Give only the number of lines below that contain the word "primaoca".

--- START ---

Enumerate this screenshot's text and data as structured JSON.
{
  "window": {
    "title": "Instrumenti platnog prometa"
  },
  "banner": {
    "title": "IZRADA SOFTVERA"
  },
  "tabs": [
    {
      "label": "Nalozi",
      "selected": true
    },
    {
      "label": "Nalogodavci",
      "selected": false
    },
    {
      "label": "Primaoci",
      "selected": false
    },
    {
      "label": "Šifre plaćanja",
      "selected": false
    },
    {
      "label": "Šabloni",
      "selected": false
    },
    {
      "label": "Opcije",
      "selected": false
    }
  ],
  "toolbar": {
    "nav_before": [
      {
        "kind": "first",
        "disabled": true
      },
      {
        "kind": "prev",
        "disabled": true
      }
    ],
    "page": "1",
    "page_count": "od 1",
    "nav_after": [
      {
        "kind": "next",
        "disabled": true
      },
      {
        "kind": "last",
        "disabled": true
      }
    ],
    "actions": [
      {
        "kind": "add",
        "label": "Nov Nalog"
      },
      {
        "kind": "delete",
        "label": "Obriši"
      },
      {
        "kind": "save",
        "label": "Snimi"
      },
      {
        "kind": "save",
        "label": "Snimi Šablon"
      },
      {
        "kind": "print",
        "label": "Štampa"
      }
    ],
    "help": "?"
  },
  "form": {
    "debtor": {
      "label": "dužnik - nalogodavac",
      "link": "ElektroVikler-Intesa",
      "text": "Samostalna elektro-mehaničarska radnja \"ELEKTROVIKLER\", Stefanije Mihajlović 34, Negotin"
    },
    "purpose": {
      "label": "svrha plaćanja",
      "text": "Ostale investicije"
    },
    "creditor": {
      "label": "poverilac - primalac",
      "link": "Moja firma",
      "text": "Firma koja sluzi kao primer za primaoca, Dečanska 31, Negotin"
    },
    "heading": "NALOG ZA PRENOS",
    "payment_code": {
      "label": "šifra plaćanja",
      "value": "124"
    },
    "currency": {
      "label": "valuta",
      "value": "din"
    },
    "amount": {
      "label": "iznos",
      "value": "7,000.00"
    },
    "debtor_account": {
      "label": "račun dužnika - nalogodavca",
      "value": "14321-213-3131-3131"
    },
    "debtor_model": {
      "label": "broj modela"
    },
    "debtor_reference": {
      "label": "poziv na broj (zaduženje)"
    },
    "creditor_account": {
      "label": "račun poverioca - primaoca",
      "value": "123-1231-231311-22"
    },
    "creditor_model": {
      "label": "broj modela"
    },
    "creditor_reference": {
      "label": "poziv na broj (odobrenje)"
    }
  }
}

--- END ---

[Written reply]:
2